YOUR TASK
Every record shown below should be duplicated exactly.

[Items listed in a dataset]
□ □ □ □ □
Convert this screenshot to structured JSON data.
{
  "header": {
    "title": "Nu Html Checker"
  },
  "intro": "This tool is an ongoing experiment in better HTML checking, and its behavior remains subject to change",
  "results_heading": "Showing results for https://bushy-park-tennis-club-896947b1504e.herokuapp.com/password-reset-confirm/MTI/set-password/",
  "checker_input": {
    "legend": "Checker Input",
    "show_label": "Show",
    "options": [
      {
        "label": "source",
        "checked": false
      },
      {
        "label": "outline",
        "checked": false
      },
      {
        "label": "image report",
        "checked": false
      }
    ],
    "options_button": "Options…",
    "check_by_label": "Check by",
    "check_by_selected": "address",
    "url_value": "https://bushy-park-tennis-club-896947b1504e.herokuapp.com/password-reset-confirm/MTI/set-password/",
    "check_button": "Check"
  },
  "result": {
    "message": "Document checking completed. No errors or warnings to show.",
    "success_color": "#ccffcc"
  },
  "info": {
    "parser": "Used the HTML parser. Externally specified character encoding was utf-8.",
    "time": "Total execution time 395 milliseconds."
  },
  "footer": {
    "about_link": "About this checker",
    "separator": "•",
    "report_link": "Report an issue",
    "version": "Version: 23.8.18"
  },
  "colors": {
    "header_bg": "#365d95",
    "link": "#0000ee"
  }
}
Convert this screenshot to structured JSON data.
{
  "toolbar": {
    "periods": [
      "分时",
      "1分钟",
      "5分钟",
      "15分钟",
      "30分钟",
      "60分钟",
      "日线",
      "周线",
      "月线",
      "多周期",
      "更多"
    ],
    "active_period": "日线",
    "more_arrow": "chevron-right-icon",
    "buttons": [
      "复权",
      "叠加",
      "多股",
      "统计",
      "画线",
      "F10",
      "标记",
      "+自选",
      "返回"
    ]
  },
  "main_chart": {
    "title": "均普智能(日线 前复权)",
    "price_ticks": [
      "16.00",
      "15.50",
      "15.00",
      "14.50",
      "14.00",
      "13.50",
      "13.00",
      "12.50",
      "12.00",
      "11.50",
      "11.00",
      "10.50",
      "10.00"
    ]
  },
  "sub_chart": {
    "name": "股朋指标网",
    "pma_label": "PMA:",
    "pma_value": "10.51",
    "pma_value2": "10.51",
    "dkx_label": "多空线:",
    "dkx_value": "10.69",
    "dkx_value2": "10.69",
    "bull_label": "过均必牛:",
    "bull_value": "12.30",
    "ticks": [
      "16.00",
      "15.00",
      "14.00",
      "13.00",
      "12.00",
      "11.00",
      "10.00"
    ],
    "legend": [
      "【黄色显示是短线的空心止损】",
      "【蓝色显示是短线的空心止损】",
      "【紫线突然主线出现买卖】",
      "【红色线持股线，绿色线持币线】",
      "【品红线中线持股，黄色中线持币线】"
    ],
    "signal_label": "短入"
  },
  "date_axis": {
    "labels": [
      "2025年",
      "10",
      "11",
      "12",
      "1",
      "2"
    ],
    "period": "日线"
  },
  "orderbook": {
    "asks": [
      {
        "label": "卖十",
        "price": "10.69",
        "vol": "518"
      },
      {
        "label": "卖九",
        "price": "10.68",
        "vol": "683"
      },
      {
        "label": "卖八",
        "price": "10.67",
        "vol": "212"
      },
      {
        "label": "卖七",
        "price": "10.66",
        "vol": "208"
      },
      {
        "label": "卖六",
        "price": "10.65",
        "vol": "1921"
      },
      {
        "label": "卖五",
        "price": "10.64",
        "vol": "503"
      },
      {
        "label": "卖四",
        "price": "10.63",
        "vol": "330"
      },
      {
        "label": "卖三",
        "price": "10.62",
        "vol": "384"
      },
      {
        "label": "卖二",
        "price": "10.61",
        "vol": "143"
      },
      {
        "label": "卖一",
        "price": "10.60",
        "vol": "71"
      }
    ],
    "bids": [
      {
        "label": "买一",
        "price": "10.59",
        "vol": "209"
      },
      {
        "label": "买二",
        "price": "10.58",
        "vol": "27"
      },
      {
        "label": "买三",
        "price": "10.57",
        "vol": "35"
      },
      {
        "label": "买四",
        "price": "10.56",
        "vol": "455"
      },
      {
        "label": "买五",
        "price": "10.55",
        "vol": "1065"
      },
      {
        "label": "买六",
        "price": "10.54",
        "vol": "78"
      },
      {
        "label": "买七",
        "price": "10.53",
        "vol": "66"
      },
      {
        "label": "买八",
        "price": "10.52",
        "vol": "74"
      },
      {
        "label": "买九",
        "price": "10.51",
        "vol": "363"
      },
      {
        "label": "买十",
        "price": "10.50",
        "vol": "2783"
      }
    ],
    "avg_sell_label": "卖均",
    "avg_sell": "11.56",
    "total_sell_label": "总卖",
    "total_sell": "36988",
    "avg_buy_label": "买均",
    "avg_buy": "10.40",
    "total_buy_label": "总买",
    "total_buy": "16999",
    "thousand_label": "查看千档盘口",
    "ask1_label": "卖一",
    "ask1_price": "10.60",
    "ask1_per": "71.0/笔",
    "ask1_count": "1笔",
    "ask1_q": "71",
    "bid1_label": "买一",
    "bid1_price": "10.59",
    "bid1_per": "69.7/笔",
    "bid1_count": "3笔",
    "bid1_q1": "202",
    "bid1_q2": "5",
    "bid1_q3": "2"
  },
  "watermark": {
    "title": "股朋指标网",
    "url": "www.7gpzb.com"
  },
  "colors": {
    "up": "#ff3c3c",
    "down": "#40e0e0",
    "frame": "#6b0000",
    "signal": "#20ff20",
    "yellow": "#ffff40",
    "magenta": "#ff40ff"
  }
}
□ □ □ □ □
SOLUTION TO THE PROBLEM
Convert this screenshot to structured JSON data.
{
  "header": {
    "title": "Nu Html Checker"
  },
  "intro": "This tool is an ongoing experiment in better HTML checking, and its behavior remains subject to change",
  "results_heading": "Showing results for https://bushy-park-tennis-club-896947b1504e.herokuapp.com/password-reset-confirm/MTI/set-password/",
  "checker_input": {
    "legend": "Checker Input",
    "show_label": "Show",
    "options": [
      {
        "label": "source",
        "checked": false
      },
      {
        "label": "outline",
        "checked": false
      },
      {
        "label": "image report",
        "checked": false
      }
    ],
    "options_button": "Options…",
    "check_by_label": "Check by",
    "check_by_selected": "address",
    "url_value": "https://bushy-park-tennis-club-896947b1504e.herokuapp.com/password-reset-confirm/MTI/set-password/",
    "check_button": "Check"
  },
  "result": {
    "message": "Document checking completed. No errors or warnings to show.",
    "success_color": "#ccffcc"
  },
  "info": {
    "parser": "Used the HTML parser. Externally specified character encoding was utf-8.",
    "time": "Total execution time 395 milliseconds."
  },
  "footer": {
    "about_link": "About this checker",
    "separator": "•",
    "report_link": "Report an issue",
    "version": "Version: 23.8.18"
  },
  "colors": {
    "header_bg": "#365d95",
    "link": "#0000ee"
  }
}
Convert this screenshot to structured JSON data.
{
  "toolbar": {
    "periods": [
      "分时",
      "1分钟",
      "5分钟",
      "15分钟",
      "30分钟",
      "60分钟",
      "日线",
      "周线",
      "月线",
      "多周期",
      "更多"
    ],
    "active_period": "日线",
    "more_arrow": "chevron-right-icon",
    "buttons": [
      "复权",
      "叠加",
      "多股",
      "统计",
      "画线",
      "F10",
      "标记",
      "+自选",
      "返回"
    ]
  },
  "main_chart": {
    "title": "均普智能(日线 前复权)",
    "price_ticks": [
      "16.00",
      "15.50",
      "15.00",
      "14.50",
      "14.00",
      "13.50",
      "13.00",
      "12.50",
      "12.00",
      "11.50",
      "11.00",
      "10.50",
      "10.00"
    ]
  },
  "sub_chart": {
    "name": "股朋指标网",
    "pma_label": "PMA:",
    "pma_value": "10.51",
    "pma_value2": "10.51",
    "dkx_label": "多空线:",
    "dkx_value": "10.69",
    "dkx_value2": "10.69",
    "bull_label": "过均必牛:",
    "bull_value": "12.30",
    "ticks": [
      "16.00",
      "15.00",
      "14.00",
      "13.00",
      "12.00",
      "11.00",
      "10.00"
    ],
    "legend": [
      "【黄色显示是短线的空心止损】",
      "【蓝色显示是短线的空心止损】",
      "【紫线突然主线出现买卖】",
      "【红色线持股线，绿色线持币线】",
      "【品红线中线持股，黄色中线持币线】"
    ],
    "signal_label": "短入"
  },
  "date_axis": {
    "labels": [
      "2025年",
      "10",
      "11",
      "12",
      "1",
      "2"
    ],
    "period": "日线"
  },
  "orderbook": {
    "asks": [
      {
        "label": "卖十",
        "price": "10.69",
        "vol": "518"
      },
      {
        "label": "卖九",
        "price": "10.68",
        "vol": "683"
      },
      {
        "label": "卖八",
        "price": "10.67",
        "vol": "212"
      },
      {
        "label": "卖七",
        "price": "10.66",
        "vol": "208"
      },
      {
        "label": "卖六",
        "price": "10.65",
        "vol": "1921"
      },
      {
        "label": "卖五",
        "price": "10.64",
        "vol": "503"
      },
      {
        "label": "卖四",
        "price": "10.63",
        "vol": "330"
      },
      {
        "label": "卖三",
        "price": "10.62",
        "vol": "384"
      },
      {
        "label": "卖二",
        "price": "10.61",
        "vol": "143"
      },
      {
        "label": "卖一",
        "price": "10.60",
        "vol": "71"
      }
    ],
    "bids": [
      {
        "label": "买一",
        "price": "10.59",
        "vol": "209"
      },
      {
        "label": "买二",
        "price": "10.58",
        "vol": "27"
      },
      {
        "label": "买三",
        "price": "10.57",
        "vol": "35"
      },
      {
        "label": "买四",
        "price": "10.56",
        "vol": "455"
      },
      {
        "label": "买五",
        "price": "10.55",
        "vol": "1065"
      },
      {
        "label": "买六",
        "price": "10.54",
        "vol": "78"
      },
      {
        "label": "买七",
        "price": "10.53",
        "vol": "66"
      },
      {
        "label": "买八",
        "price": "10.52",
        "vol": "74"
      },
      {
        "label": "买九",
        "price": "10.51",
        "vol": "363"
      },
      {
        "label": "买十",
        "price": "10.50",
        "vol": "2783"
      }
    ],
    "avg_sell_label": "卖均",
    "avg_sell": "11.56",
    "total_sell_label": "总卖",
    "total_sell": "36988",
    "avg_buy_label": "买均",
    "avg_buy": "10.40",
    "total_buy_label": "总买",
    "total_buy": "16999",
    "thousand_label": "查看千档盘口",
    "ask1_label": "卖一",
    "ask1_price": "10.60",
    "ask1_per": "71.0/笔",
    "ask1_count": "1笔",
    "ask1_q": "71",
    "bid1_label": "买一",
    "bid1_price": "10.59",
    "bid1_per": "69.7/笔",
    "bid1_count": "3笔",
    "bid1_q1": "202",
    "bid1_q2": "5",
    "bid1_q3": "2"
  },
  "watermark": {
    "title": "股朋指标网",
    "url": "www.7gpzb.com"
  },
  "colors": {
    "up": "#ff3c3c",
    "down": "#40e0e0",
    "frame": "#6b0000",
    "signal": "#20ff20",
    "yellow": "#ffff40",
    "magenta": "#ff40ff"
  }
}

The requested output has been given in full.